Exercise instructions →
Because only the text is wanted, repeat the records below exactly and omit the pictures.

### Exercise material ###

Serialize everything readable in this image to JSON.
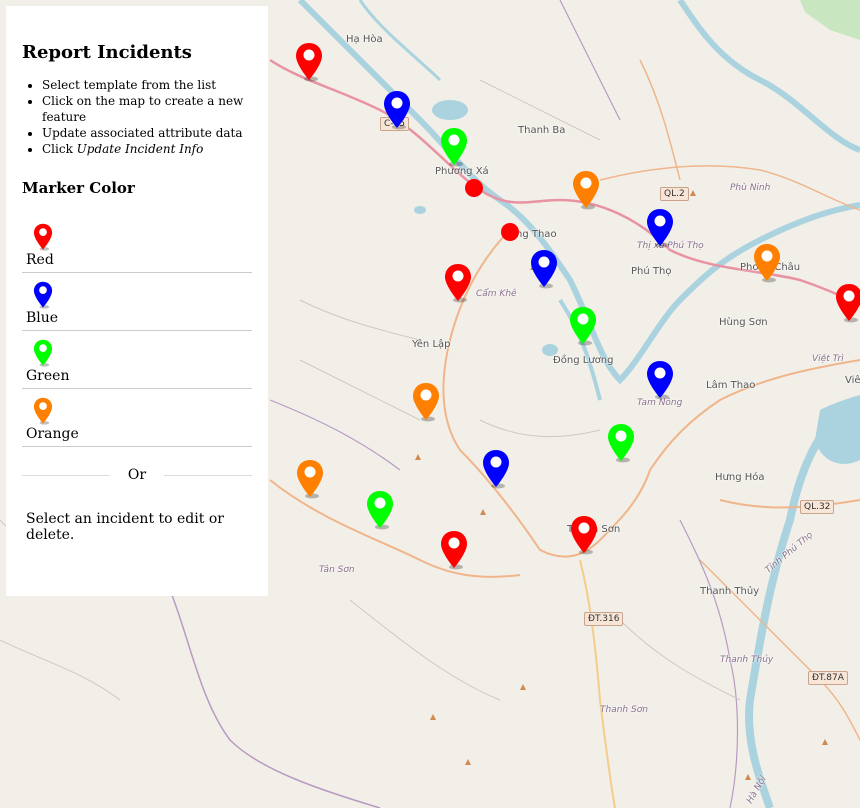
{
  "panel": {
    "title": "Report Incidents",
    "instructions": [
      "Select template from the list",
      "Click on the map to create a new feature",
      "Update associated attribute data"
    ],
    "instruction_click_prefix": "Click ",
    "instruction_click_emph": "Update Incident Info",
    "marker_color_heading": "Marker Color",
    "colors": [
      {
        "label": "Red",
        "hex": "#ff0000",
        "icon": "map-pin-icon"
      },
      {
        "label": "Blue",
        "hex": "#0000ff",
        "icon": "map-pin-icon"
      },
      {
        "label": "Green",
        "hex": "#00ff00",
        "icon": "map-pin-icon"
      },
      {
        "label": "Orange",
        "hex": "#ff8000",
        "icon": "map-pin-icon"
      }
    ],
    "or_label": "Or",
    "select_hint": "Select an incident to edit or delete."
  },
  "map": {
    "places": [
      "Hạ Hòa",
      "Thanh Ba",
      "Phương Xá",
      "Cẩm Khê",
      "Yên Lập",
      "Đồng Lương",
      "Phù Ninh",
      "Phú Thọ",
      "Thị xã Phú Thọ",
      "Phong Châu",
      "Hùng Sơn",
      "Lâm Thao",
      "Tam Nông",
      "Hưng Hóa",
      "Thanh Thủy",
      "Tân Sơn",
      "Thanh Sơn",
      "Việt Trì",
      "Tỉnh Phú Thọ",
      "Thanh Thủy",
      "Thanh Sơn",
      "Hà Nội",
      "ng Thao",
      "Viê"
    ],
    "shields": [
      "QL.2",
      "QL.32",
      "ĐT.316",
      "ĐT.87A",
      "C-05"
    ]
  }
}
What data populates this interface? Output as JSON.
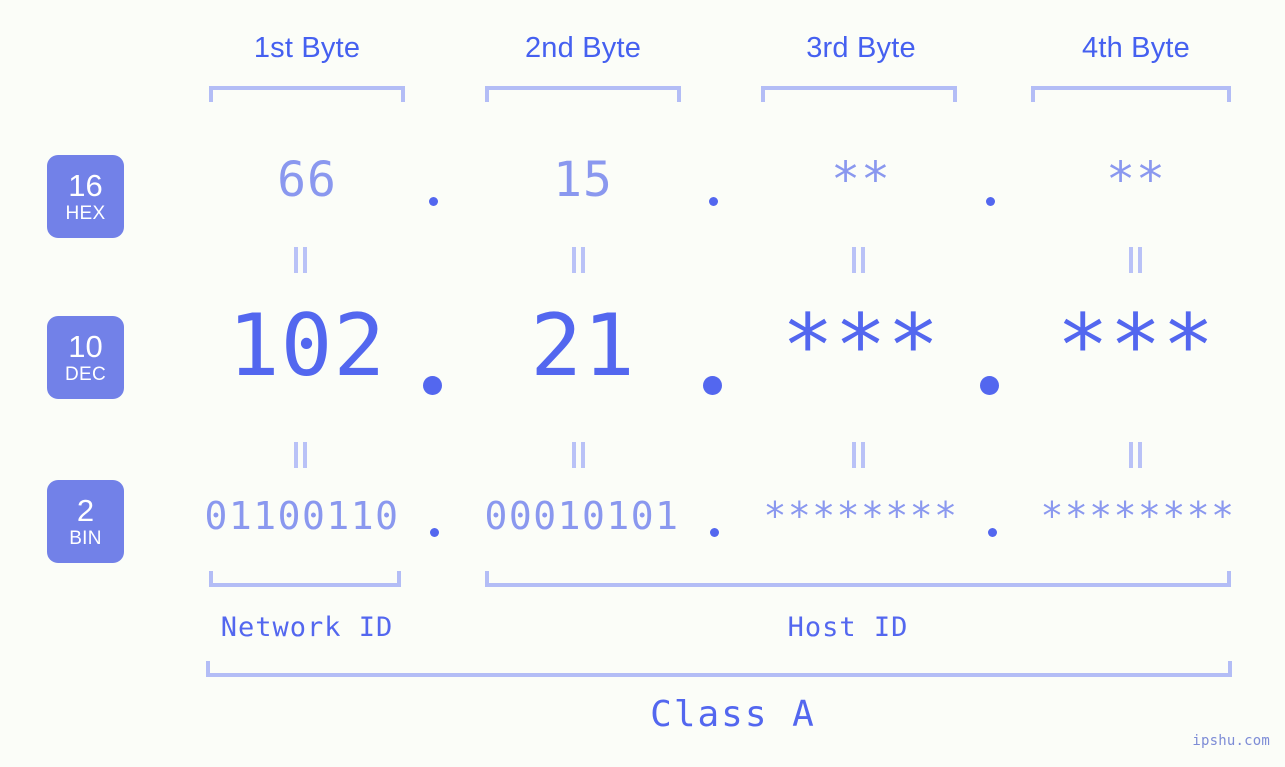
{
  "meta": {
    "watermark": "ipshu.com",
    "bg_color": "#fbfdf8",
    "accent_strong": "#5367ef",
    "accent_light": "#8a98ef",
    "accent_bracket": "#b3bdf6",
    "badge_bg": "#7281e8",
    "header_color": "#4560f0"
  },
  "headers": {
    "byte1": "1st Byte",
    "byte2": "2nd Byte",
    "byte3": "3rd Byte",
    "byte4": "4th Byte"
  },
  "badges": [
    {
      "num": "16",
      "abbr": "HEX"
    },
    {
      "num": "10",
      "abbr": "DEC"
    },
    {
      "num": "2",
      "abbr": "BIN"
    }
  ],
  "rows": {
    "hex": {
      "base": "16",
      "name": "HEX",
      "values": [
        "66",
        "15",
        "**",
        "**"
      ]
    },
    "dec": {
      "base": "10",
      "name": "DEC",
      "values": [
        "102",
        "21",
        "***",
        "***"
      ]
    },
    "bin": {
      "base": "2",
      "name": "BIN",
      "values": [
        "01100110",
        "00010101",
        "********",
        "********"
      ]
    }
  },
  "separators": {
    "dot": ".",
    "equals": "||"
  },
  "footer": {
    "network_id": "Network ID",
    "host_id": "Host ID",
    "class": "Class A"
  }
}
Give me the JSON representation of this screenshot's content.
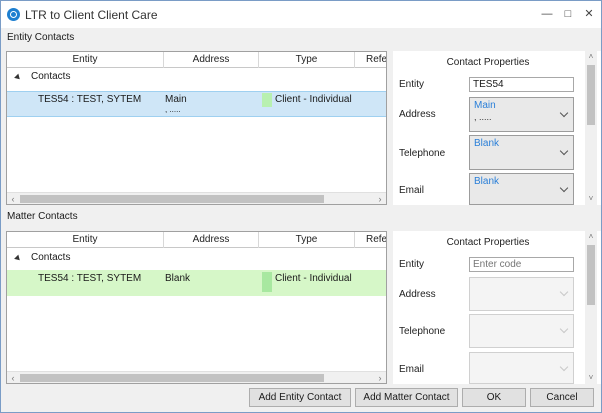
{
  "window": {
    "title": "LTR to Client Client Care"
  },
  "entity_section": {
    "label": "Entity Contacts",
    "columns": [
      "Entity",
      "Address",
      "Type",
      "Refe"
    ],
    "group": "Contacts",
    "row": {
      "entity": "TES54 : TEST, SYTEM",
      "address": "Main",
      "address_sub": ", .....",
      "type": "Client - Individual"
    },
    "props": {
      "title": "Contact Properties",
      "entity_label": "Entity",
      "entity_value": "TES54",
      "address_label": "Address",
      "address_value": "Main",
      "address_sub": ", .....",
      "telephone_label": "Telephone",
      "telephone_value": "Blank",
      "email_label": "Email",
      "email_value": "Blank"
    }
  },
  "matter_section": {
    "label": "Matter Contacts",
    "columns": [
      "Entity",
      "Address",
      "Type",
      "Refe"
    ],
    "group": "Contacts",
    "row": {
      "entity": "TES54 : TEST, SYTEM",
      "address": "Blank",
      "type": "Client - Individual"
    },
    "props": {
      "title": "Contact Properties",
      "entity_label": "Entity",
      "entity_placeholder": "Enter code",
      "address_label": "Address",
      "telephone_label": "Telephone",
      "email_label": "Email"
    }
  },
  "buttons": {
    "add_entity": "Add Entity Contact",
    "add_matter": "Add Matter Contact",
    "ok": "OK",
    "cancel": "Cancel"
  },
  "colors": {
    "selected_row": "#cfe6f7",
    "green_row": "#d6f7c8",
    "link_blue": "#2a7fd8"
  }
}
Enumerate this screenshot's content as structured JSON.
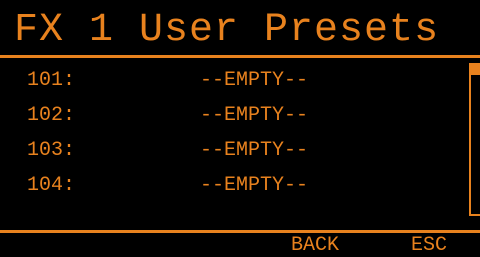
{
  "screen": {
    "title": "FX 1 User Presets"
  },
  "presets": [
    {
      "number": "101:",
      "name": "--EMPTY--"
    },
    {
      "number": "102:",
      "name": "--EMPTY--"
    },
    {
      "number": "103:",
      "name": "--EMPTY--"
    },
    {
      "number": "104:",
      "name": "--EMPTY--"
    }
  ],
  "softkeys": {
    "back": "BACK",
    "esc": "ESC"
  },
  "colors": {
    "accent": "#e8821e",
    "background": "#000000"
  }
}
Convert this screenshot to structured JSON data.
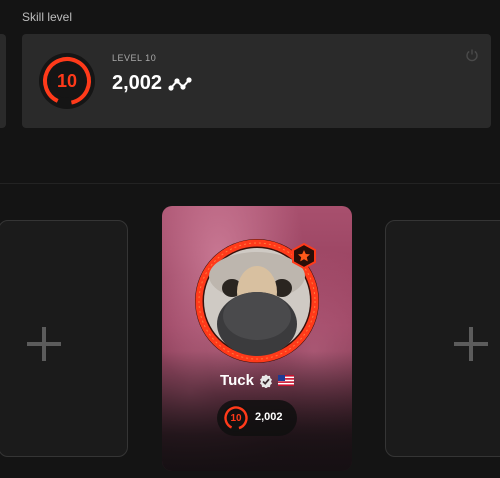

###

Solution below →
Serialize everything readable in this image to JSON.
{
  "panel": {
    "title": "Report Incidents",
    "instructions": [
      "Select template from the list",
      "Click on the map to create a new feature",
      "Update associated attribute data"
    ],
    "instruction_click_prefix": "Click ",
    "instruction_click_emph": "Update Incident Info",
    "marker_color_heading": "Marker Color",
    "colors": [
      {
        "label": "Red",
        "hex": "#ff0000",
        "icon": "map-pin-icon"
      },
      {
        "label": "Blue",
        "hex": "#0000ff",
        "icon": "map-pin-icon"
      },
      {
        "label": "Green",
        "hex": "#00ff00",
        "icon": "map-pin-icon"
      },
      {
        "label": "Orange",
        "hex": "#ff8000",
        "icon": "map-pin-icon"
      }
    ],
    "or_label": "Or",
    "select_hint": "Select an incident to edit or delete."
  },
  "map": {
    "places": [
      "Hạ Hòa",
      "Thanh Ba",
      "Phương Xá",
      "Cẩm Khê",
      "Yên Lập",
      "Đồng Lương",
      "Phù Ninh",
      "Phú Thọ",
      "Thị xã Phú Thọ",
      "Phong Châu",
      "Hùng Sơn",
      "Lâm Thao",
      "Tam Nông",
      "Hưng Hóa",
      "Thanh Thủy",
      "Tân Sơn",
      "Thanh Sơn",
      "Việt Trì",
      "Tỉnh Phú Thọ",
      "Thanh Thủy",
      "Thanh Sơn",
      "Hà Nội",
      "ng Thao",
      "Viê"
    ],
    "shields": [
      "QL.2",
      "QL.32",
      "ĐT.316",
      "ĐT.87A",
      "C-05"
    ]
  }
}
What data populates this interface? Output as JSON.
{
  "meta": {
    "watermark": "ipshu.com",
    "bg_color": "#fbfdf8",
    "accent_strong": "#5367ef",
    "accent_light": "#8a98ef",
    "accent_bracket": "#b3bdf6",
    "badge_bg": "#7281e8",
    "header_color": "#4560f0"
  },
  "headers": {
    "byte1": "1st Byte",
    "byte2": "2nd Byte",
    "byte3": "3rd Byte",
    "byte4": "4th Byte"
  },
  "badges": [
    {
      "num": "16",
      "abbr": "HEX"
    },
    {
      "num": "10",
      "abbr": "DEC"
    },
    {
      "num": "2",
      "abbr": "BIN"
    }
  ],
  "rows": {
    "hex": {
      "base": "16",
      "name": "HEX",
      "values": [
        "66",
        "15",
        "**",
        "**"
      ]
    },
    "dec": {
      "base": "10",
      "name": "DEC",
      "values": [
        "102",
        "21",
        "***",
        "***"
      ]
    },
    "bin": {
      "base": "2",
      "name": "BIN",
      "values": [
        "01100110",
        "00010101",
        "********",
        "********"
      ]
    }
  },
  "separators": {
    "dot": ".",
    "equals": "||"
  },
  "footer": {
    "network_id": "Network ID",
    "host_id": "Host ID",
    "class": "Class A"
  }
}
Give me the JSON representation of this screenshot's content.
{
  "window": {
    "title": "LTR to Client Client Care"
  },
  "entity_section": {
    "label": "Entity Contacts",
    "columns": [
      "Entity",
      "Address",
      "Type",
      "Refe"
    ],
    "group": "Contacts",
    "row": {
      "entity": "TES54 : TEST, SYTEM",
      "address": "Main",
      "address_sub": ", .....",
      "type": "Client - Individual"
    },
    "props": {
      "title": "Contact Properties",
      "entity_label": "Entity",
      "entity_value": "TES54",
      "address_label": "Address",
      "address_value": "Main",
      "address_sub": ", .....",
      "telephone_label": "Telephone",
      "telephone_value": "Blank",
      "email_label": "Email",
      "email_value": "Blank"
    }
  },
  "matter_section": {
    "label": "Matter Contacts",
    "columns": [
      "Entity",
      "Address",
      "Type",
      "Refe"
    ],
    "group": "Contacts",
    "row": {
      "entity": "TES54 : TEST, SYTEM",
      "address": "Blank",
      "type": "Client - Individual"
    },
    "props": {
      "title": "Contact Properties",
      "entity_label": "Entity",
      "entity_placeholder": "Enter code",
      "address_label": "Address",
      "telephone_label": "Telephone",
      "email_label": "Email"
    }
  },
  "buttons": {
    "add_entity": "Add Entity Contact",
    "add_matter": "Add Matter Contact",
    "ok": "OK",
    "cancel": "Cancel"
  },
  "colors": {
    "selected_row": "#cfe6f7",
    "green_row": "#d6f7c8",
    "link_blue": "#2a7fd8"
  }
}
Enumerate this screenshot's content as structured JSON.
{
  "screen": {
    "title": "FX 1 User Presets"
  },
  "presets": [
    {
      "number": "101:",
      "name": "--EMPTY--"
    },
    {
      "number": "102:",
      "name": "--EMPTY--"
    },
    {
      "number": "103:",
      "name": "--EMPTY--"
    },
    {
      "number": "104:",
      "name": "--EMPTY--"
    }
  ],
  "softkeys": {
    "back": "BACK",
    "esc": "ESC"
  },
  "colors": {
    "accent": "#e8821e",
    "background": "#000000"
  }
}
Convert this screenshot to structured JSON data.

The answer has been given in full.